Less than a week after declaring that "the soap opera is over" in New South Wales politics, new Premier Nathan Rees had to sack his police minister of three days, Matt Brown, for allegedly drunkenly "mounting the chest" of Wollongong MP Noreen Hay in a "dirty dancing" party in Parliament House during the June budget session of parliament.
The soap opera is not over.
However, the first real test of the Rees government's ability to break from the worst traditions of ex-premier Morris Iemma and ex-treasurer Michael Costa was whether it would accept the argument that everything must be done to protect the state's AAA credit rating, by acting to fill a gaping "budget black hole" of $1 billion maliciously revealed by Costa in a his last press conference as treasurer.
This is mainly due, according to the treasury department and Costa, to a monthly $90 million shortfall in stamp duty revenue arising from the property market slump and a health budget that has blown out by $300 million.
But Rees failed that test on his first day in office. Instead of explaining to the people of NSW that there are economic goals that are equally if not more important than maintaining a AAA credit rating the new premier caved in to corporate and Treasury blackmail: the economic policy of his administration would do everything, like Iemma and Costa's, to keep the budget in balance.
What else could Rees have done? Firstly, he could have explained that the main reason there is an infrastructure crisis in NSW (and Australia) is because throughout the 1990s and 2000s governments, both state and federal, Labor and Liberal, made reducing government debt and running budget surpluses into a holy mantle. The cost of this fetish was a sharp reduction in public expenditure on the items that could be most readily cut, namely longer-term infrastructure spending. This fetish became so set in Labor treasurers that even sections of the business elite (such as the Australian Industry Group) complained that the states were insufficiently indebted!
Rees could have quoted former federal treasury economist Nicholas Gruen, who wrote in the September 9 Australian Financial Review (AFR), "If the benefits of increased investment outweigh the modest costs of slipping to AA, NSW should do it, as most companies do".
Secondly, Rees could have asked the question "Who rates the ratings agencies?" Instead of cowering before the Standard and Poor's "judgment" that NSW state debt has a one-third chance of being downgraded to AA, he could have questioned the credentials of an outfit that was telling its clients that certain financial instruments which bundled US sub-prime mortgages with other forms of debt were AAA … a short time before they were revealed to be worthless.
Thirdly, he could have told the truth about the real degree of NSW indebtedness, comparing NSW projected net debt for 2012 (7.4% of gross state product) to the OECD average (47%).
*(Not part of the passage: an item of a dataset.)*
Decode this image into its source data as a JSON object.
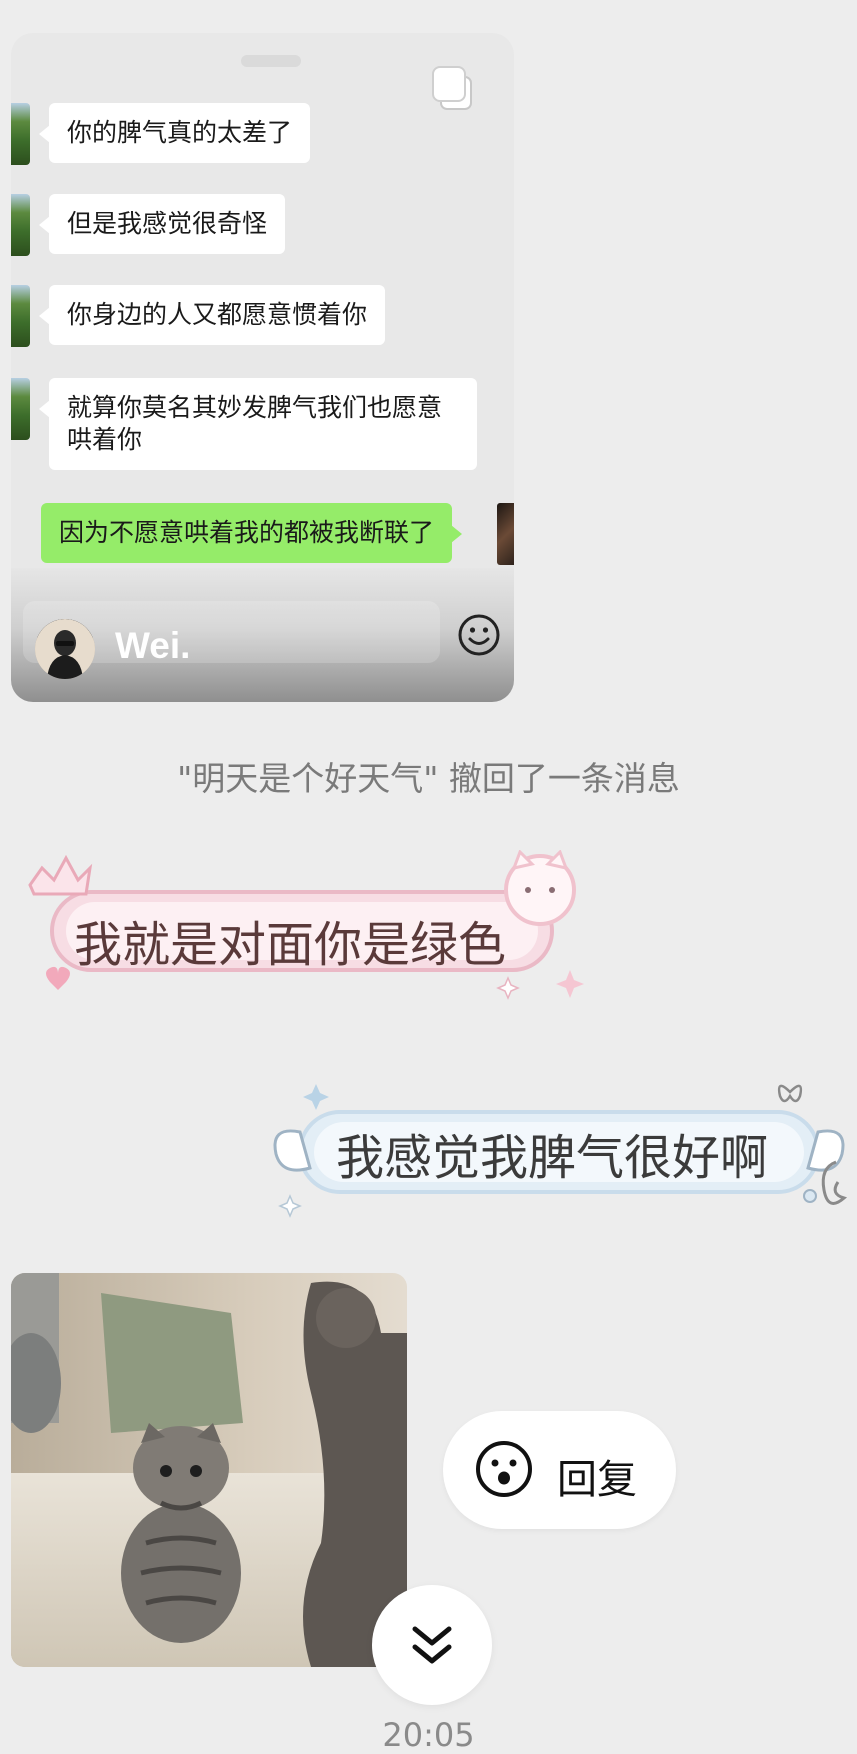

Having done none of this, Rees must decide how he and his new treasurer, Eric Roozendaal, will fill the "budget black hole". It could be easily covered by postponing the $1.9 billion in payroll tax cuts that Costa handed business in his June budget, or by increasing coal royalties, as Anna Bligh's Labor government has done in Queensland.
Of course, such moves have already been described by NSW Business Chamber chief Kevin MacDonald as "a kick in the guts" for business confidence.
The likely direction of the Rees administration was given by Roozendaal in an interview with the September 9 AFR: "The responsibility I have is to sort out the state's finances and protect our AAA rating. If that means we have to shake the public service tree, then it'll be shaken."
What does this all mean for the campaign to prevent the sell-off of NSW electricity retailers (and other public assets like Sydney Ferries)? The answer is that it would be totally naive to expect anything different from the Rees government than from its predecessor. Indeed, the Rees government could be tempted to use its "fresh faces" approach to press harder with public sector cutbacks than the hated and compromised Costa could risk.
As Green Left Weekly goes to press Unions NSW is seeking an urgent meeting with Rees regarding the retail sell-off plan and to discuss alternative proposals. While it is right for the union movement to probe for any change of line from Iemma-Costa, all the signs are telling us that only by intensifying the campaign that ended the privatisation of the electricity generators will we also be able to save the retailers and block future privatisation plans of other public services.
The movement against privatisation should base itself on the September 5 rejection of retail electricity privatisation by a Sydney mass meeting of energy union delegates. We must build all the coming events of Sydney Power to the People, as well as distributing its new model motion against the sell-off (see page 4).
Most of all it means planning now for a mass protest outside parliament house the day that treasurer Roozendaal brings down the mini-budget that Costa announced before his political legs were cut from under him.
[Dick Nichols is the national coordinator of the Socialist Alliance.]